| PROVIDED DATA |
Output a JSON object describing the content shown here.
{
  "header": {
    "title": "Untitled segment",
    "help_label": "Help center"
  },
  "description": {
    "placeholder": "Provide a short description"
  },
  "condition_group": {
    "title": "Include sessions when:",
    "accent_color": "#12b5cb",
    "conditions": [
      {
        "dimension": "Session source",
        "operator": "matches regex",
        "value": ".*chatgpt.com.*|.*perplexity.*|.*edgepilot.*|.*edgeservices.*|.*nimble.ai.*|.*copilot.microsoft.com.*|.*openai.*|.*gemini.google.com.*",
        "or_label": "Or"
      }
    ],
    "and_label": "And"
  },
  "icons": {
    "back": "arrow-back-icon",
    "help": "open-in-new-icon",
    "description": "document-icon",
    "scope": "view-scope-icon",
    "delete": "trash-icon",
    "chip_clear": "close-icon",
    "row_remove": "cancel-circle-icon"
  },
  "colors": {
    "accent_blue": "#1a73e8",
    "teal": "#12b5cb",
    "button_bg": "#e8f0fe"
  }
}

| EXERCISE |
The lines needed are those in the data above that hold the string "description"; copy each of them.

| PROBLEM SOLUTION |
  "description": {
    "placeholder": "Provide a short description"
    "description": "document-icon",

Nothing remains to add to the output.